Theresa May had concerns about Brexit before the referendum. That’s the shocking revelation contained in a leaked recording of a speech she gave to Goldman Sachs staff prior to the vote. Only, it’s not shocking at all, given that the Prime Minister leant her support – however muted – to the remain side.
Yet commentators and her political opponents are using the recording to suggest that Mrs May is now being disingenuous in pursuing approach to negotiations that her government has taken. If she had all these concerns about the need for Britain to be part of the single market, why is she being less forceful now?
Well, the answer is simple: The situation has changed and, as Prime Minister, Theresa May is attempting to act upon the vote and not on her own personal views.
That she felt that Britain would be safer and more prosperous as part of the European Union prior to the vote does not alter the fact that a majority voted to leave. She is dealing with the facts as they are not as she wishes they may have been.
I wanted Britain to remain in the EU too but I can entirely understand why the government, led by Theresa May, is not keen on revealing its negotiating tactics too early nor creating policy based on the Prime Minister’s pre-referendum thoughts.
Theresa May is attempting to navigate towards the best possible Brexit deal for Britain. She’s playing the cards available to her, though she may have wished for an entirely different hand.
It’s also worth noting that the Prime Minister leads a cabinet that contains a mixture of those who shouted loudly for leave and others who were staunchly for remain. She has to listen to all of those views and many others.
The view taken by Labour seems to be that Mrs May should stick doggedly to her pre-referendum position, despite the referendum result and the position held by many in her party. Surely it wouldn’t want her to ignore democratic mandates in any other situation?
It’s entirely possible for Theresa May to have sincerely held the views expressed in the Goldman Sachs audio and to now, also sincerely, be committed to achieving the best possible deal for Britain after it exits the EU.
She also hasn’t abandoned her belief in the benefits of the single market. She said as much in her Tory Party conference speech.
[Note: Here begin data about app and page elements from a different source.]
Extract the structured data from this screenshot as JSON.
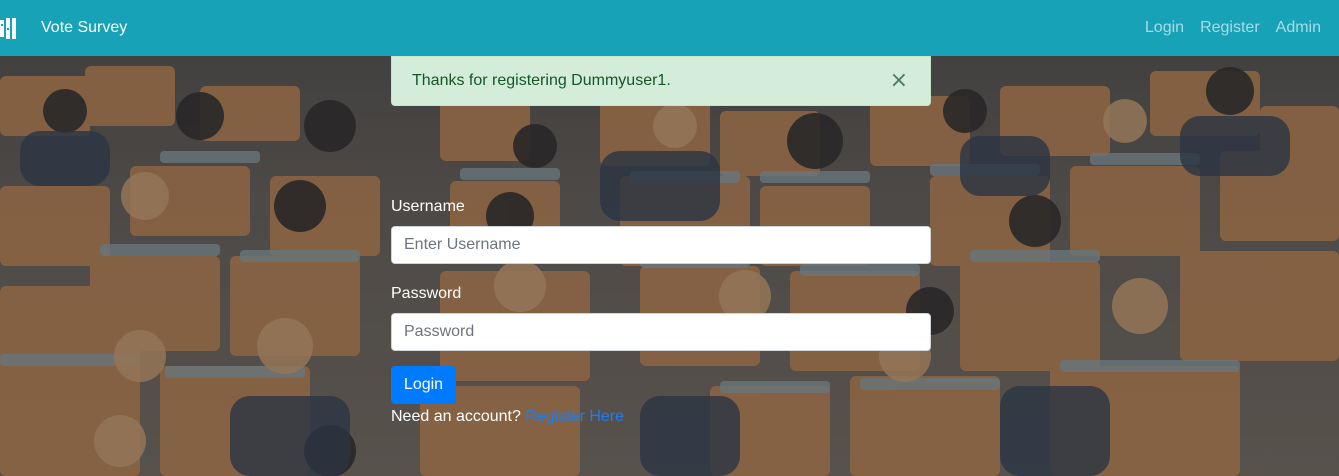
{
  "navbar": {
    "brand": "Vote Survey",
    "brand_icon": "columns-icon",
    "links": [
      "Login",
      "Register",
      "Admin"
    ]
  },
  "alert": {
    "message": "Thanks for registering Dummyuser1.",
    "close": "×",
    "type": "success"
  },
  "form": {
    "username_label": "Username",
    "username_placeholder": "Enter Username",
    "password_label": "Password",
    "password_placeholder": "Password",
    "login_button": "Login",
    "account_prompt": "Need an account?",
    "register_link": "Register Here"
  },
  "colors": {
    "navbar": "#17a2b8",
    "alert_bg": "#d4edda",
    "alert_text": "#155724",
    "primary": "#007bff"
  }
}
She simply isn’t able to be so unequivocal in advance of negotiations – they will be too hard fought for that.
The Prime Minister also indicated, again in a speech before the referendum, that Britain would “cope” outside the EU: “Britain is big enough and strong enough to be a success story in or out of the EU.”
It hardly required a leaked recording to know that Theresa May’s views were nuanced and it doesn’t mean she’ll do a bad job for Britain.